By Staff Sgt. Tara R. Abrahams
/ Published January 30, 2020
Lt. Col. Todd Riddle educates pre- and post- deployers and their loved ones about stress Jan. 25 at an Air Force Reserve Yellow Ribbon Reintegration Program event in Orange County, California. Riddle, Secretary of Defense Executive Fellow to Qualcomm Technologies in San Diego, California, has more than 21 years of military service and deployed on five combat tours during his career. (U.S. Air Force photo by Staff Sgt. Tara R. Abrahams)
Lt. Col. Todd Riddle speak to Airmen and their loved ones Jan. 25 at an Air Force Reserve Yellow Ribbon Reintegration Program event in Orange County, California. Riddle, Secretary of Defense Executive Fellow to Qualcomm Technologies in San Diego, California, was the keynote speaker for the event. (U.S. Air Force photo by Staff Sgt. Tara R. Abrahams)
Lt. Col. Todd Riddle, an A-10 Thunderbolt II pilot with more than 21 years of military service and five combat tours, is no stranger to deployment and the stress it brings. He broke away from his position as a Secretary of Defense executive fellow with Qualcomm Technologies in San Diego to help prepare fellow Airmen and their loved ones on the challenges deployment can bring.
Riddle educated pre- and post-deployers and their loved ones on the topic Jan. 25 at an Air Force Reserve Yellow Ribbon Reintegration Program event Jan. 25 in Orange County, California. The former squadron commander led several breakout sessions and served as keynote speaker for Yellow Ribbon, which promotes the well-being of reservists and those closest to them by connecting them with resources before and after deployments.
“Each deployment is unique and takes on its own characteristics,” Riddle said.
He explained how stress affects well-being and gave strategies and techniques to address it. He defined it as the response we have when life challenges seem greater than our ability to handle. Deployment, whether an Airman’s first time or not, is often one of those times, he said.
Over the years, he has deployed leaving behind young children to teenagers, but every trip brought on different stressors, he said.
Family was a common concern among the attendees. Participants mentioned having deployed before being married or becoming a parent, but now are being faced with leaving their spouses and children behind for several months. First-time deployers mentioned having similar feelings.
“I’m worried because my kids are never without me,” said a pre-deployer preparing for her first overseas tour this summer.
If stress isn’t handled, it may lead to feelings of burnout or more severe consequences, said Riddle, who provided the men and women tools to handle stress as it comes. He suggested keeping a log of stressful thoughts to help one stay aware of feelings before they become too overwhelming.
Staff Sgt. Brandi Harris, an air transportation specialist at Tinker Air Force Base, Oklahoma, said she found the information motivating, helpful and informative.
“It connected the dots to behavior,” she said. “It taught me how to catch what we’re feeling as it comes.”
Once stress is recognized, Riddle said, the next step is to address it. The information he shared gave the audience a variety of techniques to combat stress because everybody responds to stress differently.
“Something that may not be stressful to you could terrify someone else,” he said. “Our stress management depends a great deal on our personality.”
Riddle provided Airmen a variety of techniques to help relieve the pressure.

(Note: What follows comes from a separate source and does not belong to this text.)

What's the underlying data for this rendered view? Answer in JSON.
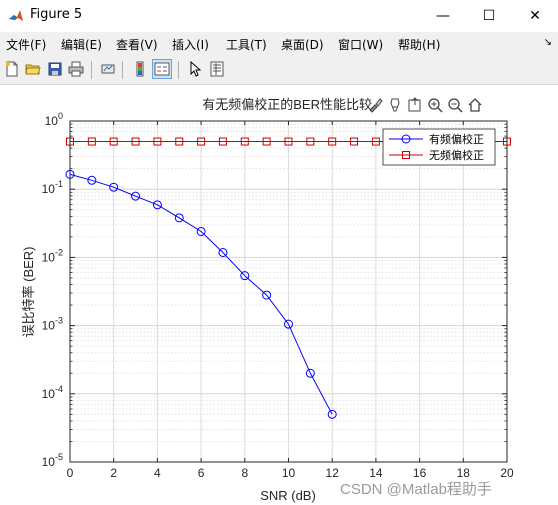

He gave attendees a list of stress-busting strategies including limiting worry to a specific time of day, breathing strategies and keeping journals.
“Journaling can bring coherence to what seems messy,” he said.
A few deployers participating in Yellow Ribbon agreed that this technique had been helpful in the past and others said it would likely help them as well.
Yellow Ribbon began in 2008 following a congressional mandate for the Department of Defense to assist reservists and National Guard members in maintaining resiliency as they transition between their military and civilian roles. Each year, the Air Force Reserve program trains more than 7,000 reservists and those closest to them in education benefits, health care, retirement information and other topics.